Dataset records:
+===+

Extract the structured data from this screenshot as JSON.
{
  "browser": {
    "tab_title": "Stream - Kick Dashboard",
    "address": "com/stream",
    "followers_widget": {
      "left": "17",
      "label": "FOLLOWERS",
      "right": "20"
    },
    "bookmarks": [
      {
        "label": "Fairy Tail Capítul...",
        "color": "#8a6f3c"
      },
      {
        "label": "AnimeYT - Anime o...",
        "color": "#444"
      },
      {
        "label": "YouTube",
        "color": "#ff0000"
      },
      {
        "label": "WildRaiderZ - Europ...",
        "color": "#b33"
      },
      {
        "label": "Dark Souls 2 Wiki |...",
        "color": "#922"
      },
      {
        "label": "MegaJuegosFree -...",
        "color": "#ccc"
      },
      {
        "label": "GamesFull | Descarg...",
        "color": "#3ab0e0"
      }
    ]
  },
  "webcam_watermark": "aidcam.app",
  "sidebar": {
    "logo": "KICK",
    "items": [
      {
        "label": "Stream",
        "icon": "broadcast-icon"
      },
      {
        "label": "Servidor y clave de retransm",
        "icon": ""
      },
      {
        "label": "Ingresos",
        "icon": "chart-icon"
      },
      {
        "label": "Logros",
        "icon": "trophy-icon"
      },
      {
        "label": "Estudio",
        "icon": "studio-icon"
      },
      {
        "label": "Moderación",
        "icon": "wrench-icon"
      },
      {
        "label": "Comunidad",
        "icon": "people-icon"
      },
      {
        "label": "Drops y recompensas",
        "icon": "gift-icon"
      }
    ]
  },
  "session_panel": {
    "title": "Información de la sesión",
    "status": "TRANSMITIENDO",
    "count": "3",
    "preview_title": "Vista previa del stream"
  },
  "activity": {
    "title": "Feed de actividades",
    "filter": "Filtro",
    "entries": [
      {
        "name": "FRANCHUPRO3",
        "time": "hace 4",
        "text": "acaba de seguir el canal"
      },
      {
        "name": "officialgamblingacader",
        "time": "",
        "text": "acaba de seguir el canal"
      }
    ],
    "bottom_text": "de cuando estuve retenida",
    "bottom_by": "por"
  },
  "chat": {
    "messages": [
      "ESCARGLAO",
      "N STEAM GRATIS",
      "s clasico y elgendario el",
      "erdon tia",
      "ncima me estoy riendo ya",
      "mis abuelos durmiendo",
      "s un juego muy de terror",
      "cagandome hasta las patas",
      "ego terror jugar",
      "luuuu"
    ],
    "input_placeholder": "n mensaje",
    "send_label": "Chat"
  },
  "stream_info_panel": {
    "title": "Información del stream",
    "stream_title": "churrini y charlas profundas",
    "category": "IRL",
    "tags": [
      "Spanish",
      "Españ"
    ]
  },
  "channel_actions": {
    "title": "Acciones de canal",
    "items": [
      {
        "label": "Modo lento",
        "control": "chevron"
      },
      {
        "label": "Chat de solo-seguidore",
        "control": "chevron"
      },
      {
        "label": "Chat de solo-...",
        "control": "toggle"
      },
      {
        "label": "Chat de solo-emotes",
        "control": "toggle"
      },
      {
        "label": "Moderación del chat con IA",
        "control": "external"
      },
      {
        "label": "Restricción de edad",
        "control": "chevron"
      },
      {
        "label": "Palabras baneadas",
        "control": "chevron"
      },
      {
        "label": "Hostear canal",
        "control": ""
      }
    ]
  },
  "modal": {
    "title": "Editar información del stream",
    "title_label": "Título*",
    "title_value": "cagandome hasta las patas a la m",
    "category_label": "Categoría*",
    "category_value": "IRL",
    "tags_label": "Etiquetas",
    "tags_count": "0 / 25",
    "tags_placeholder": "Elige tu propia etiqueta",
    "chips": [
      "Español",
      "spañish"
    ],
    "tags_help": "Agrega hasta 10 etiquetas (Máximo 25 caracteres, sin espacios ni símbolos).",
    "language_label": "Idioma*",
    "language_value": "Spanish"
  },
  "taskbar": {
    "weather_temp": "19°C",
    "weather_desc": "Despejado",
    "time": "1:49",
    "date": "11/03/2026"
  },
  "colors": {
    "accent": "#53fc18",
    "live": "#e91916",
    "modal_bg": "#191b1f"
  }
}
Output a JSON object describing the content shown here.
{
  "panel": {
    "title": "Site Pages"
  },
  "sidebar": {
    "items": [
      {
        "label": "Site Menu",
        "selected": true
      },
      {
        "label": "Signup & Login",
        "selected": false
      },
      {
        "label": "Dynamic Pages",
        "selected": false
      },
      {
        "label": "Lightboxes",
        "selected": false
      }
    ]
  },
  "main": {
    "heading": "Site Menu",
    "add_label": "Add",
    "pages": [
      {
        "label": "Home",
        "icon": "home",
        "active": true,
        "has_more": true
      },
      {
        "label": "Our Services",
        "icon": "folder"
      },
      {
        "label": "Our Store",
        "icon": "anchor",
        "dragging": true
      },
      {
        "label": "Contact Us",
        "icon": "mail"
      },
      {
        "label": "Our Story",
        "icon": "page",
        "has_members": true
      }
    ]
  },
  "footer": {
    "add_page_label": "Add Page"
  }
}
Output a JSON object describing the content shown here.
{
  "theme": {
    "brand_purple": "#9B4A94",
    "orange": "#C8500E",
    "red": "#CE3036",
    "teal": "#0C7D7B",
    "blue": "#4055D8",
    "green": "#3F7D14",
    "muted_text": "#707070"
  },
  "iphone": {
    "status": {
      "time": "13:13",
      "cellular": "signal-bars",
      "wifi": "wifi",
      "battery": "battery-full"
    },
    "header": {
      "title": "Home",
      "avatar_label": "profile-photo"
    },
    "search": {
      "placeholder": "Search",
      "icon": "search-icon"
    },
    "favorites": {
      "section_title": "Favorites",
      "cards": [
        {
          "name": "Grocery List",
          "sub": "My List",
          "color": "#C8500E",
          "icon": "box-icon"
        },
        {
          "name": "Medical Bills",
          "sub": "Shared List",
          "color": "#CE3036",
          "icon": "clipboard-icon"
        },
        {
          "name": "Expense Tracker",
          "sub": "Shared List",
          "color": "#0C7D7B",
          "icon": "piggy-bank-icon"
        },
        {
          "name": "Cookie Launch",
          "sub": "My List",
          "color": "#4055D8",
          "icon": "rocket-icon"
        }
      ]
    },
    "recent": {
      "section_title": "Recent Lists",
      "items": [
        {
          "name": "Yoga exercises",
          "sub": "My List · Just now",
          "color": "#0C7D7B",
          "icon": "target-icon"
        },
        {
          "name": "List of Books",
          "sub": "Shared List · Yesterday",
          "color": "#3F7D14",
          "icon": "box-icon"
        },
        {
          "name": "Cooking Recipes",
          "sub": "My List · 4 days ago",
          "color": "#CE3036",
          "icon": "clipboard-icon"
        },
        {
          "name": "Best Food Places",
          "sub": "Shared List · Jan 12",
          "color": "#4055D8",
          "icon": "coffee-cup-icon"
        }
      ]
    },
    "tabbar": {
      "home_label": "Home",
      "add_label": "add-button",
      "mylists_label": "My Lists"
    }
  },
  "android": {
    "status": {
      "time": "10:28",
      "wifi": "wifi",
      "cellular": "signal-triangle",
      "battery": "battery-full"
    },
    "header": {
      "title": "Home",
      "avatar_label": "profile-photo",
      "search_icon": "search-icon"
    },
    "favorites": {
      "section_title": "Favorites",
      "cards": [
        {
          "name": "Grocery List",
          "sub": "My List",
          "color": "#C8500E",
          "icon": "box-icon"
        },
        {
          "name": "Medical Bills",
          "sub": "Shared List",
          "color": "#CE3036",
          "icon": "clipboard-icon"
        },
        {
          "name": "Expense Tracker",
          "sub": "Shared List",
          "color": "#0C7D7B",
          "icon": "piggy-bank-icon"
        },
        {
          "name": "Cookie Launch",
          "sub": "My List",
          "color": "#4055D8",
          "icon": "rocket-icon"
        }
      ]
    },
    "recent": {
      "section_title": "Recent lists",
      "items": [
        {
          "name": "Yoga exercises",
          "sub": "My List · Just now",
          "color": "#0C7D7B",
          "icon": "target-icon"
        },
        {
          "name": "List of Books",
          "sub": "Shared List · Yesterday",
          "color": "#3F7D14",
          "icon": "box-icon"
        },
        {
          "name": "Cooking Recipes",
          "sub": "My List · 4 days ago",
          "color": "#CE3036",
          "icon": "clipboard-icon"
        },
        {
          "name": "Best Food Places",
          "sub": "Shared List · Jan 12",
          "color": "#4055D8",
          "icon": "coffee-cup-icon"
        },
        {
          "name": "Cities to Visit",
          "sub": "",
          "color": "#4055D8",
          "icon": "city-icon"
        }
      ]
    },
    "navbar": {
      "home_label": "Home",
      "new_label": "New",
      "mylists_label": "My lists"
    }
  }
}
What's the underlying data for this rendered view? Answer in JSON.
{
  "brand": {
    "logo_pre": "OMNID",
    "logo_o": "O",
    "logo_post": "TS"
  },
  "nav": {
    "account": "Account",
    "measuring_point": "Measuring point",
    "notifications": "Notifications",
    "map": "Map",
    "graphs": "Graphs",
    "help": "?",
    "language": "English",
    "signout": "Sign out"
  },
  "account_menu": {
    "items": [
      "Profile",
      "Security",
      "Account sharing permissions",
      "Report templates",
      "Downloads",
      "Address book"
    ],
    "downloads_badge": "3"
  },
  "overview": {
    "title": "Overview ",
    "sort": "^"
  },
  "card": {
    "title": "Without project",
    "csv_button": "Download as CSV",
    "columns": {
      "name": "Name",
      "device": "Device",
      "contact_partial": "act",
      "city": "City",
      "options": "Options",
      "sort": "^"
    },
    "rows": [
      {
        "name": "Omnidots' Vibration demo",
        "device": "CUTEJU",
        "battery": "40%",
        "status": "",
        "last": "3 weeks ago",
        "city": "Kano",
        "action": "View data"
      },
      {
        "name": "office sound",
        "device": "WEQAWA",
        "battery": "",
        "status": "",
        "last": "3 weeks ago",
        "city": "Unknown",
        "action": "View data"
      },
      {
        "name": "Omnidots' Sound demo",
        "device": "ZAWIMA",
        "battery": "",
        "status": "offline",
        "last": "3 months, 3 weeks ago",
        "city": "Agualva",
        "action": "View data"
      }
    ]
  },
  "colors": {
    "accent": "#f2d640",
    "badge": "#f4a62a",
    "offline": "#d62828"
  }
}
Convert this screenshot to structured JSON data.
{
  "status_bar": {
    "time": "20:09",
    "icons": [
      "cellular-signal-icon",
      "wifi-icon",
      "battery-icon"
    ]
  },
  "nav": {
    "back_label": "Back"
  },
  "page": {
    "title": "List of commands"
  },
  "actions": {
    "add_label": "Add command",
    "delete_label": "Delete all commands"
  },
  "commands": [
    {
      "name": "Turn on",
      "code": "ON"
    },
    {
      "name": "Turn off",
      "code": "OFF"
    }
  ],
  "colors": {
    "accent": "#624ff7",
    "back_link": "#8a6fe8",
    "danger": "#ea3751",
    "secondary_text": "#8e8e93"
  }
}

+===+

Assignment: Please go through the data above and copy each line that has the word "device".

Response to the exercise:
      "device": "Device",
        "device": "CUTEJU",
        "device": "WEQAWA",
        "device": "ZAWIMA",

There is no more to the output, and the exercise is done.